The rise and fall of prediction markets

Yesterday I saw an announcement for Microsoft Prediction Lab which allows users to predict upcoming events such as elections. While prediction markets are nothing new—the Iowa Electronics Market has been operational since 1988 and, over time, has routinely outperformed traditional polls—I have not heard about them as much recently. Google Trends seems to validate the idea that their popularity has waned, with a slow decline in interest, punctuated by the electoral cycle:

On paper prediction markets are appealing because of their flexibility and simplicity. The idea that a group of average persons can, when taken in aggregate, be more predictive than domain experts is attractive as well. For example, the Good Judgment Program is working to predict world events more accurately than the intelligence community and companies continue to experiment with prediction markets for sales forecasts, project timelines, and other distinct events.

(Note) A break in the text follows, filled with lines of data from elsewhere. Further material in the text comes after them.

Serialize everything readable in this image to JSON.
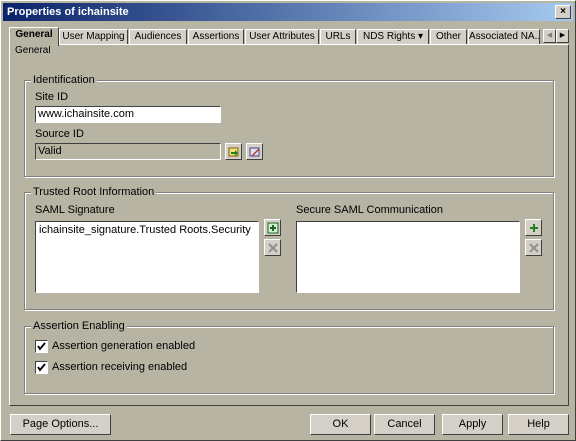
{
  "window": {
    "title": "Properties of ichainsite",
    "close_glyph": "×"
  },
  "tabs": [
    {
      "label": "General",
      "active": true
    },
    {
      "label": "User Mapping"
    },
    {
      "label": "Audiences"
    },
    {
      "label": "Assertions"
    },
    {
      "label": "User Attributes"
    },
    {
      "label": "URLs"
    },
    {
      "label": "NDS Rights ▾"
    },
    {
      "label": "Other"
    },
    {
      "label": "Associated NA..."
    }
  ],
  "subtab": {
    "label": "General"
  },
  "identification": {
    "legend": "Identification",
    "site_id_label": "Site ID",
    "site_id_value": "www.ichainsite.com",
    "source_id_label": "Source ID",
    "source_id_value": "Valid"
  },
  "trusted_root": {
    "legend": "Trusted Root Information",
    "saml_signature_label": "SAML Signature",
    "saml_signature_items": [
      "ichainsite_signature.Trusted Roots.Security"
    ],
    "secure_saml_label": "Secure SAML Communication",
    "secure_saml_items": []
  },
  "assertion": {
    "legend": "Assertion Enabling",
    "generation_label": "Assertion generation enabled",
    "generation_checked": true,
    "receiving_label": "Assertion receiving enabled",
    "receiving_checked": true
  },
  "buttons": {
    "page_options": "Page Options...",
    "ok": "OK",
    "cancel": "Cancel",
    "apply": "Apply",
    "help": "Help"
  }
}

It will be interesting to see if Microsoft Prediction Lab gains adoption or fizzles. My sense is that, if prediction markets are to become popularized beyond an academic setting, it will have more to do with larger trends like mobile and gaming than with the market itself. At the least, we can expect another bump in the 2016 US election cycle.